Continue walking south. An impressive looking sea mine is situated near some beach huts. This is an example of a buoyant acoustic mine which is activated by the noise of approaching ships. It was used in World War 2 - the whole area played an important role in the war. Repairs and refuelling of navy ships took place and D Day embarkations were from near here in 1944.

Follow the path along the road past the marina, hospital and prison. The path then skirts a golf course before it reaches Gilkicker Point, the most southerly point of the area. On the left is Fort Gilkicker one of a series of twenty forts built in the 1860s under the instructions of Lord Palmerston (then prime minister) to encircle Portsmouth. They were supposed to counter a threat from Napoleon 111. None of them were used in serious combat and they became known as Palmerston’s Follies.

Continue the walk along Alverstoke seafront which looks out on to Stokes Bay. Fourteen Mulberry Harbours (floating piers) were built here in 1943 and 1944. In earlier times it was a vital part of the defence against the Spanish Armada.

At the end of the golf course navigate inland to Alverstoke. There were ambitious plans in the 19th century to develop an area called Angleseyville into an exciting holiday area. Look out for the Anglesey Arms Hotel which was the only part of this plan to be completed - an impressive building where Queen Victoria stayed on her way to the Isle of Wight.

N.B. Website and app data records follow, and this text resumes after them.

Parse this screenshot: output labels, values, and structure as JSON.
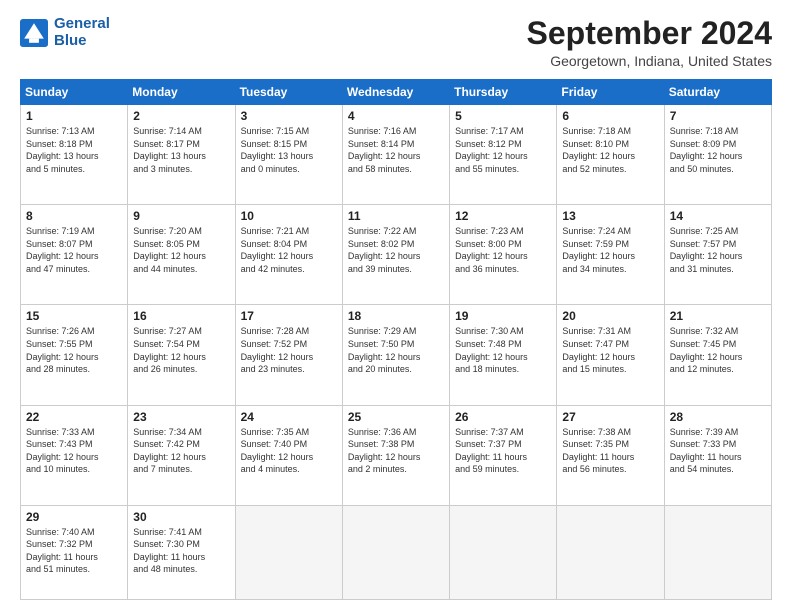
{
  "logo": {
    "line1": "General",
    "line2": "Blue"
  },
  "header": {
    "title": "September 2024",
    "location": "Georgetown, Indiana, United States"
  },
  "weekdays": [
    "Sunday",
    "Monday",
    "Tuesday",
    "Wednesday",
    "Thursday",
    "Friday",
    "Saturday"
  ],
  "weeks": [
    [
      {
        "day": "1",
        "info": "Sunrise: 7:13 AM\nSunset: 8:18 PM\nDaylight: 13 hours\nand 5 minutes."
      },
      {
        "day": "2",
        "info": "Sunrise: 7:14 AM\nSunset: 8:17 PM\nDaylight: 13 hours\nand 3 minutes."
      },
      {
        "day": "3",
        "info": "Sunrise: 7:15 AM\nSunset: 8:15 PM\nDaylight: 13 hours\nand 0 minutes."
      },
      {
        "day": "4",
        "info": "Sunrise: 7:16 AM\nSunset: 8:14 PM\nDaylight: 12 hours\nand 58 minutes."
      },
      {
        "day": "5",
        "info": "Sunrise: 7:17 AM\nSunset: 8:12 PM\nDaylight: 12 hours\nand 55 minutes."
      },
      {
        "day": "6",
        "info": "Sunrise: 7:18 AM\nSunset: 8:10 PM\nDaylight: 12 hours\nand 52 minutes."
      },
      {
        "day": "7",
        "info": "Sunrise: 7:18 AM\nSunset: 8:09 PM\nDaylight: 12 hours\nand 50 minutes."
      }
    ],
    [
      {
        "day": "8",
        "info": "Sunrise: 7:19 AM\nSunset: 8:07 PM\nDaylight: 12 hours\nand 47 minutes."
      },
      {
        "day": "9",
        "info": "Sunrise: 7:20 AM\nSunset: 8:05 PM\nDaylight: 12 hours\nand 44 minutes."
      },
      {
        "day": "10",
        "info": "Sunrise: 7:21 AM\nSunset: 8:04 PM\nDaylight: 12 hours\nand 42 minutes."
      },
      {
        "day": "11",
        "info": "Sunrise: 7:22 AM\nSunset: 8:02 PM\nDaylight: 12 hours\nand 39 minutes."
      },
      {
        "day": "12",
        "info": "Sunrise: 7:23 AM\nSunset: 8:00 PM\nDaylight: 12 hours\nand 36 minutes."
      },
      {
        "day": "13",
        "info": "Sunrise: 7:24 AM\nSunset: 7:59 PM\nDaylight: 12 hours\nand 34 minutes."
      },
      {
        "day": "14",
        "info": "Sunrise: 7:25 AM\nSunset: 7:57 PM\nDaylight: 12 hours\nand 31 minutes."
      }
    ],
    [
      {
        "day": "15",
        "info": "Sunrise: 7:26 AM\nSunset: 7:55 PM\nDaylight: 12 hours\nand 28 minutes."
      },
      {
        "day": "16",
        "info": "Sunrise: 7:27 AM\nSunset: 7:54 PM\nDaylight: 12 hours\nand 26 minutes."
      },
      {
        "day": "17",
        "info": "Sunrise: 7:28 AM\nSunset: 7:52 PM\nDaylight: 12 hours\nand 23 minutes."
      },
      {
        "day": "18",
        "info": "Sunrise: 7:29 AM\nSunset: 7:50 PM\nDaylight: 12 hours\nand 20 minutes."
      },
      {
        "day": "19",
        "info": "Sunrise: 7:30 AM\nSunset: 7:48 PM\nDaylight: 12 hours\nand 18 minutes."
      },
      {
        "day": "20",
        "info": "Sunrise: 7:31 AM\nSunset: 7:47 PM\nDaylight: 12 hours\nand 15 minutes."
      },
      {
        "day": "21",
        "info": "Sunrise: 7:32 AM\nSunset: 7:45 PM\nDaylight: 12 hours\nand 12 minutes."
      }
    ],
    [
      {
        "day": "22",
        "info": "Sunrise: 7:33 AM\nSunset: 7:43 PM\nDaylight: 12 hours\nand 10 minutes."
      },
      {
        "day": "23",
        "info": "Sunrise: 7:34 AM\nSunset: 7:42 PM\nDaylight: 12 hours\nand 7 minutes."
      },
      {
        "day": "24",
        "info": "Sunrise: 7:35 AM\nSunset: 7:40 PM\nDaylight: 12 hours\nand 4 minutes."
      },
      {
        "day": "25",
        "info": "Sunrise: 7:36 AM\nSunset: 7:38 PM\nDaylight: 12 hours\nand 2 minutes."
      },
      {
        "day": "26",
        "info": "Sunrise: 7:37 AM\nSunset: 7:37 PM\nDaylight: 11 hours\nand 59 minutes."
      },
      {
        "day": "27",
        "info": "Sunrise: 7:38 AM\nSunset: 7:35 PM\nDaylight: 11 hours\nand 56 minutes."
      },
      {
        "day": "28",
        "info": "Sunrise: 7:39 AM\nSunset: 7:33 PM\nDaylight: 11 hours\nand 54 minutes."
      }
    ],
    [
      {
        "day": "29",
        "info": "Sunrise: 7:40 AM\nSunset: 7:32 PM\nDaylight: 11 hours\nand 51 minutes."
      },
      {
        "day": "30",
        "info": "Sunrise: 7:41 AM\nSunset: 7:30 PM\nDaylight: 11 hours\nand 48 minutes."
      },
      {
        "day": "",
        "info": ""
      },
      {
        "day": "",
        "info": ""
      },
      {
        "day": "",
        "info": ""
      },
      {
        "day": "",
        "info": ""
      },
      {
        "day": "",
        "info": ""
      }
    ]
  ]
}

Buses leave from various points in Alverstoke.

Snaps show: Portchester Castle; a gunpowder store at Portchester Castle; Gosport Ferry; acoustic mine at Hardway.